PROVIDED INFORMATION:
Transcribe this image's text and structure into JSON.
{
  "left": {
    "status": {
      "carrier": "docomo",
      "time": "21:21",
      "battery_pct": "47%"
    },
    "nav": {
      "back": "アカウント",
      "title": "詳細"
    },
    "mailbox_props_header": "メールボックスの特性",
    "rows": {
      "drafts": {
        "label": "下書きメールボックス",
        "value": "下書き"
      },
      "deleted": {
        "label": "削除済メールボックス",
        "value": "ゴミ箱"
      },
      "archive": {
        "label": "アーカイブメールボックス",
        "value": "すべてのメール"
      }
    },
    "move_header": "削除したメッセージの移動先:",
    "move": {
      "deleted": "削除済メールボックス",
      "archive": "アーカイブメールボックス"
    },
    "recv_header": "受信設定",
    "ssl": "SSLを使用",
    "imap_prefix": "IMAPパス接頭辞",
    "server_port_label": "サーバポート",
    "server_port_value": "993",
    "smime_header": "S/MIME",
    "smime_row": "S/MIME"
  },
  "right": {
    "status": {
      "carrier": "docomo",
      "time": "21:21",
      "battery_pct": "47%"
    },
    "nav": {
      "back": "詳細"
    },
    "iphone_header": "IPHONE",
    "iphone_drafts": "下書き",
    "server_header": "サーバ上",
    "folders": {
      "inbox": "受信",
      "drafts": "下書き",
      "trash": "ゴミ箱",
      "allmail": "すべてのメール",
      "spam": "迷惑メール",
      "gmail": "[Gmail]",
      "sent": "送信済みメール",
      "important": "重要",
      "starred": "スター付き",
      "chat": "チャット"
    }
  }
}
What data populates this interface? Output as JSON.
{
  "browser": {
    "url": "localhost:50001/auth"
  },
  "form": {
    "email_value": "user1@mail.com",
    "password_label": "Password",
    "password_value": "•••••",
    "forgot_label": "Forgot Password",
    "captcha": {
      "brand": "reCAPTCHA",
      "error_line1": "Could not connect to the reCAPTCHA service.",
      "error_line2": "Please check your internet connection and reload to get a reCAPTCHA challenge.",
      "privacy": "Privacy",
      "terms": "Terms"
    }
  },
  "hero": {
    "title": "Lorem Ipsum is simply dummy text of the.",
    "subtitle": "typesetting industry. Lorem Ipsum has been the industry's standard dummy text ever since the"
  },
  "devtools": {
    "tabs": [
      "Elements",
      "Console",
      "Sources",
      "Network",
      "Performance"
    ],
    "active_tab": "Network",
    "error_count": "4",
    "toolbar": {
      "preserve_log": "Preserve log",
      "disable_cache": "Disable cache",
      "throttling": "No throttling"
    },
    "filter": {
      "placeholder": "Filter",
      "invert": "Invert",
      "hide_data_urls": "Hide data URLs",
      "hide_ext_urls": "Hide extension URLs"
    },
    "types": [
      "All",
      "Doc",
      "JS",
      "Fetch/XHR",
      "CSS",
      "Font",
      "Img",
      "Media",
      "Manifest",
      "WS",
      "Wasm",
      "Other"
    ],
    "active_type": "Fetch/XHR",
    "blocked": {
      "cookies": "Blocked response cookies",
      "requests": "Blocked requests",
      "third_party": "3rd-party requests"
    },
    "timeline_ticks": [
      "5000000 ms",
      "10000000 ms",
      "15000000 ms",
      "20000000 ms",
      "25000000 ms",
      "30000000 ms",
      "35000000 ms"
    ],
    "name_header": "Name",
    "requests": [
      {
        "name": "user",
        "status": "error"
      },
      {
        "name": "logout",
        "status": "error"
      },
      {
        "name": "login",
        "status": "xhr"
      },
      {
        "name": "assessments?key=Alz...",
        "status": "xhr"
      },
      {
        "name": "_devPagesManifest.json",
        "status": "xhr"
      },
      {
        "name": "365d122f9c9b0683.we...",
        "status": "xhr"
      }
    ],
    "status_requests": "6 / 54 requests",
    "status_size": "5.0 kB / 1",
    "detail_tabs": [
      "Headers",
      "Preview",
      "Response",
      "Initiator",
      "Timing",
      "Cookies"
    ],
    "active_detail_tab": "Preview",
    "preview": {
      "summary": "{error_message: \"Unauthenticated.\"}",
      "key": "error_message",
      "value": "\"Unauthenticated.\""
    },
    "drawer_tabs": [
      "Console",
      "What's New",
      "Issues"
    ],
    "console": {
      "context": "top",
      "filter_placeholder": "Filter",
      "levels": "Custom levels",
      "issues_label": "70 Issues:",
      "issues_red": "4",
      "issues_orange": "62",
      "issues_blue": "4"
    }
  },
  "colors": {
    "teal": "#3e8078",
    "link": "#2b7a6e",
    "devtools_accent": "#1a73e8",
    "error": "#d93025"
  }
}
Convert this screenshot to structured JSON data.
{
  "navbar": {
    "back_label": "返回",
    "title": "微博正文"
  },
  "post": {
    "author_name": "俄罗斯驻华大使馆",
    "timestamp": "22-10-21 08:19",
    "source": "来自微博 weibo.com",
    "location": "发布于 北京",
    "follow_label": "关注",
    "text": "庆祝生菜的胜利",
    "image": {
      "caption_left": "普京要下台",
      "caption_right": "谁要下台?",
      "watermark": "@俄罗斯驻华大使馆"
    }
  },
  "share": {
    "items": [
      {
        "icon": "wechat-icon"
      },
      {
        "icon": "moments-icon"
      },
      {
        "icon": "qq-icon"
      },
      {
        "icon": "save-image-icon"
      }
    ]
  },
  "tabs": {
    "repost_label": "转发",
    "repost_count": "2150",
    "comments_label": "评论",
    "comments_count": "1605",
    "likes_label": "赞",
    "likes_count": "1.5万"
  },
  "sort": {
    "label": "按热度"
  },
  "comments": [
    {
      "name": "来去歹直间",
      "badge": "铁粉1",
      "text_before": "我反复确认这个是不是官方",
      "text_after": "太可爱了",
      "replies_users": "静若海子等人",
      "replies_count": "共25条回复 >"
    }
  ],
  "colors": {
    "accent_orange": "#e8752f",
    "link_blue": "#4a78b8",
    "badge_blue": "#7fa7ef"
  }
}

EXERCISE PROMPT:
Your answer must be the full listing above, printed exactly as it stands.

ANSWER TO THIS PROBLEM:
Transcribe this image's text and structure into JSON.
{
  "left": {
    "status": {
      "carrier": "docomo",
      "time": "21:21",
      "battery_pct": "47%"
    },
    "nav": {
      "back": "アカウント",
      "title": "詳細"
    },
    "mailbox_props_header": "メールボックスの特性",
    "rows": {
      "drafts": {
        "label": "下書きメールボックス",
        "value": "下書き"
      },
      "deleted": {
        "label": "削除済メールボックス",
        "value": "ゴミ箱"
      },
      "archive": {
        "label": "アーカイブメールボックス",
        "value": "すべてのメール"
      }
    },
    "move_header": "削除したメッセージの移動先:",
    "move": {
      "deleted": "削除済メールボックス",
      "archive": "アーカイブメールボックス"
    },
    "recv_header": "受信設定",
    "ssl": "SSLを使用",
    "imap_prefix": "IMAPパス接頭辞",
    "server_port_label": "サーバポート",
    "server_port_value": "993",
    "smime_header": "S/MIME",
    "smime_row": "S/MIME"
  },
  "right": {
    "status": {
      "carrier": "docomo",
      "time": "21:21",
      "battery_pct": "47%"
    },
    "nav": {
      "back": "詳細"
    },
    "iphone_header": "IPHONE",
    "iphone_drafts": "下書き",
    "server_header": "サーバ上",
    "folders": {
      "inbox": "受信",
      "drafts": "下書き",
      "trash": "ゴミ箱",
      "allmail": "すべてのメール",
      "spam": "迷惑メール",
      "gmail": "[Gmail]",
      "sent": "送信済みメール",
      "important": "重要",
      "starred": "スター付き",
      "chat": "チャット"
    }
  }
}
What data populates this interface? Output as JSON.
{
  "browser": {
    "url": "localhost:50001/auth"
  },
  "form": {
    "email_value": "user1@mail.com",
    "password_label": "Password",
    "password_value": "•••••",
    "forgot_label": "Forgot Password",
    "captcha": {
      "brand": "reCAPTCHA",
      "error_line1": "Could not connect to the reCAPTCHA service.",
      "error_line2": "Please check your internet connection and reload to get a reCAPTCHA challenge.",
      "privacy": "Privacy",
      "terms": "Terms"
    }
  },
  "hero": {
    "title": "Lorem Ipsum is simply dummy text of the.",
    "subtitle": "typesetting industry. Lorem Ipsum has been the industry's standard dummy text ever since the"
  },
  "devtools": {
    "tabs": [
      "Elements",
      "Console",
      "Sources",
      "Network",
      "Performance"
    ],
    "active_tab": "Network",
    "error_count": "4",
    "toolbar": {
      "preserve_log": "Preserve log",
      "disable_cache": "Disable cache",
      "throttling": "No throttling"
    },
    "filter": {
      "placeholder": "Filter",
      "invert": "Invert",
      "hide_data_urls": "Hide data URLs",
      "hide_ext_urls": "Hide extension URLs"
    },
    "types": [
      "All",
      "Doc",
      "JS",
      "Fetch/XHR",
      "CSS",
      "Font",
      "Img",
      "Media",
      "Manifest",
      "WS",
      "Wasm",
      "Other"
    ],
    "active_type": "Fetch/XHR",
    "blocked": {
      "cookies": "Blocked response cookies",
      "requests": "Blocked requests",
      "third_party": "3rd-party requests"
    },
    "timeline_ticks": [
      "5000000 ms",
      "10000000 ms",
      "15000000 ms",
      "20000000 ms",
      "25000000 ms",
      "30000000 ms",
      "35000000 ms"
    ],
    "name_header": "Name",
    "requests": [
      {
        "name": "user",
        "status": "error"
      },
      {
        "name": "logout",
        "status": "error"
      },
      {
        "name": "login",
        "status": "xhr"
      },
      {
        "name": "assessments?key=Alz...",
        "status": "xhr"
      },
      {
        "name": "_devPagesManifest.json",
        "status": "xhr"
      },
      {
        "name": "365d122f9c9b0683.we...",
        "status": "xhr"
      }
    ],
    "status_requests": "6 / 54 requests",
    "status_size": "5.0 kB / 1",
    "detail_tabs": [
      "Headers",
      "Preview",
      "Response",
      "Initiator",
      "Timing",
      "Cookies"
    ],
    "active_detail_tab": "Preview",
    "preview": {
      "summary": "{error_message: \"Unauthenticated.\"}",
      "key": "error_message",
      "value": "\"Unauthenticated.\""
    },
    "drawer_tabs": [
      "Console",
      "What's New",
      "Issues"
    ],
    "console": {
      "context": "top",
      "filter_placeholder": "Filter",
      "levels": "Custom levels",
      "issues_label": "70 Issues:",
      "issues_red": "4",
      "issues_orange": "62",
      "issues_blue": "4"
    }
  },
  "colors": {
    "teal": "#3e8078",
    "link": "#2b7a6e",
    "devtools_accent": "#1a73e8",
    "error": "#d93025"
  }
}
Convert this screenshot to structured JSON data.
{
  "navbar": {
    "back_label": "返回",
    "title": "微博正文"
  },
  "post": {
    "author_name": "俄罗斯驻华大使馆",
    "timestamp": "22-10-21 08:19",
    "source": "来自微博 weibo.com",
    "location": "发布于 北京",
    "follow_label": "关注",
    "text": "庆祝生菜的胜利",
    "image": {
      "caption_left": "普京要下台",
      "caption_right": "谁要下台?",
      "watermark": "@俄罗斯驻华大使馆"
    }
  },
  "share": {
    "items": [
      {
        "icon": "wechat-icon"
      },
      {
        "icon": "moments-icon"
      },
      {
        "icon": "qq-icon"
      },
      {
        "icon": "save-image-icon"
      }
    ]
  },
  "tabs": {
    "repost_label": "转发",
    "repost_count": "2150",
    "comments_label": "评论",
    "comments_count": "1605",
    "likes_label": "赞",
    "likes_count": "1.5万"
  },
  "sort": {
    "label": "按热度"
  },
  "comments": [
    {
      "name": "来去歹直间",
      "badge": "铁粉1",
      "text_before": "我反复确认这个是不是官方",
      "text_after": "太可爱了",
      "replies_users": "静若海子等人",
      "replies_count": "共25条回复 >"
    }
  ],
  "colors": {
    "accent_orange": "#e8752f",
    "link_blue": "#4a78b8",
    "badge_blue": "#7fa7ef"
  }
}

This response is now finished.